* WORK REQUEST *
Pictures aside, please retype the whole listing word for word.

* TASK INPUTS *
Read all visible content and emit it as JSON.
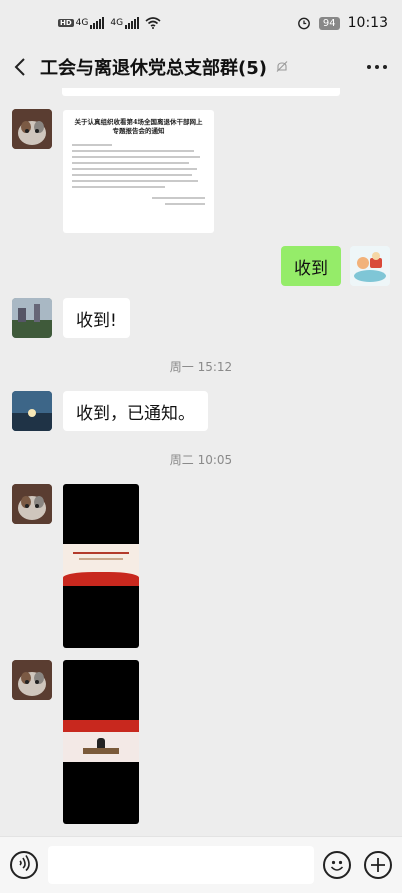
{
  "status_bar": {
    "network_1": "4G",
    "network_2": "4G",
    "battery": "94",
    "time": "10:13"
  },
  "header": {
    "title": "工会与离退休党总支部群(5)"
  },
  "messages": {
    "doc_title": "关于认真组织收看第4场全国离退休干部网上专题报告会的通知",
    "reply_1": "收到",
    "reply_2": "收到!",
    "time_1": "周一 15:12",
    "reply_3": "收到，已通知。",
    "time_2": "周二 10:05"
  },
  "colors": {
    "green_bubble": "#95ec69",
    "background": "#ededed"
  }
}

* RESULT *
Read all visible content and emit it as JSON.
{
  "status_bar": {
    "network_1": "4G",
    "network_2": "4G",
    "battery": "94",
    "time": "10:13"
  },
  "header": {
    "title": "工会与离退休党总支部群(5)"
  },
  "messages": {
    "doc_title": "关于认真组织收看第4场全国离退休干部网上专题报告会的通知",
    "reply_1": "收到",
    "reply_2": "收到!",
    "time_1": "周一 15:12",
    "reply_3": "收到，已通知。",
    "time_2": "周二 10:05"
  },
  "colors": {
    "green_bubble": "#95ec69",
    "background": "#ededed"
  }
}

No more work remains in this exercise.